----- SOURCE MATERIAL -----

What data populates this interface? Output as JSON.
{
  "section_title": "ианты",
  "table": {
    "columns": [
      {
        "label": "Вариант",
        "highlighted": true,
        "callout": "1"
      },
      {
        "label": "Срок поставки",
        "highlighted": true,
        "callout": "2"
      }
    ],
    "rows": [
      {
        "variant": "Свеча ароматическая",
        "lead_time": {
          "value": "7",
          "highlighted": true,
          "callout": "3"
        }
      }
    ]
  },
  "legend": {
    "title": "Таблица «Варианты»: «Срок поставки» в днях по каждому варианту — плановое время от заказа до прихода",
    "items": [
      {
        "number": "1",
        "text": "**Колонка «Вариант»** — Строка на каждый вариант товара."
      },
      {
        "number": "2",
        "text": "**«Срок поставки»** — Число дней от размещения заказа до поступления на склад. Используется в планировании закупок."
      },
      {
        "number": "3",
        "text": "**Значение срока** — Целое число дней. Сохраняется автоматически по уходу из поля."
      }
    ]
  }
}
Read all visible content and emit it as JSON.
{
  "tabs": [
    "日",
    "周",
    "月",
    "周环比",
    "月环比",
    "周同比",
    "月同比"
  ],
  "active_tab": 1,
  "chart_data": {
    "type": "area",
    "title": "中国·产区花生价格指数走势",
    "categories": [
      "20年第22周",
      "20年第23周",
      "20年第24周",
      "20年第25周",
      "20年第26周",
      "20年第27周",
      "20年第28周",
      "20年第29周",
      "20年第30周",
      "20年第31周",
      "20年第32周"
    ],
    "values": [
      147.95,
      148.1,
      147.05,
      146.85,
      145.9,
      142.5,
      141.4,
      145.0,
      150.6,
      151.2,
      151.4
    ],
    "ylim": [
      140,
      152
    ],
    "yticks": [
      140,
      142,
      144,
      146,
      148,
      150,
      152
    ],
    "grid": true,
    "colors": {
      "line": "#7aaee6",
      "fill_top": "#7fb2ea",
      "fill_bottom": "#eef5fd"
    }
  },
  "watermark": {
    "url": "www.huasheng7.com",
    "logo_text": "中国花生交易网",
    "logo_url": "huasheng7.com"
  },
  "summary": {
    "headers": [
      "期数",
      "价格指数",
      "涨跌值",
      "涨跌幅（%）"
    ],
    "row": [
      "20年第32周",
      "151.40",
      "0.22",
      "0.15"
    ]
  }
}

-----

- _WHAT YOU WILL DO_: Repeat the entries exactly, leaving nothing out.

- _SOLUTION TO THE PROBLEM_:
What data populates this interface? Output as JSON.
{
  "section_title": "ианты",
  "table": {
    "columns": [
      {
        "label": "Вариант",
        "highlighted": true,
        "callout": "1"
      },
      {
        "label": "Срок поставки",
        "highlighted": true,
        "callout": "2"
      }
    ],
    "rows": [
      {
        "variant": "Свеча ароматическая",
        "lead_time": {
          "value": "7",
          "highlighted": true,
          "callout": "3"
        }
      }
    ]
  },
  "legend": {
    "title": "Таблица «Варианты»: «Срок поставки» в днях по каждому варианту — плановое время от заказа до прихода",
    "items": [
      {
        "number": "1",
        "text": "**Колонка «Вариант»** — Строка на каждый вариант товара."
      },
      {
        "number": "2",
        "text": "**«Срок поставки»** — Число дней от размещения заказа до поступления на склад. Используется в планировании закупок."
      },
      {
        "number": "3",
        "text": "**Значение срока** — Целое число дней. Сохраняется автоматически по уходу из поля."
      }
    ]
  }
}
Read all visible content and emit it as JSON.
{
  "tabs": [
    "日",
    "周",
    "月",
    "周环比",
    "月环比",
    "周同比",
    "月同比"
  ],
  "active_tab": 1,
  "chart_data": {
    "type": "area",
    "title": "中国·产区花生价格指数走势",
    "categories": [
      "20年第22周",
      "20年第23周",
      "20年第24周",
      "20年第25周",
      "20年第26周",
      "20年第27周",
      "20年第28周",
      "20年第29周",
      "20年第30周",
      "20年第31周",
      "20年第32周"
    ],
    "values": [
      147.95,
      148.1,
      147.05,
      146.85,
      145.9,
      142.5,
      141.4,
      145.0,
      150.6,
      151.2,
      151.4
    ],
    "ylim": [
      140,
      152
    ],
    "yticks": [
      140,
      142,
      144,
      146,
      148,
      150,
      152
    ],
    "grid": true,
    "colors": {
      "line": "#7aaee6",
      "fill_top": "#7fb2ea",
      "fill_bottom": "#eef5fd"
    }
  },
  "watermark": {
    "url": "www.huasheng7.com",
    "logo_text": "中国花生交易网",
    "logo_url": "huasheng7.com"
  },
  "summary": {
    "headers": [
      "期数",
      "价格指数",
      "涨跌值",
      "涨跌幅（%）"
    ],
    "row": [
      "20年第32周",
      "151.40",
      "0.22",
      "0.15"
    ]
  }
}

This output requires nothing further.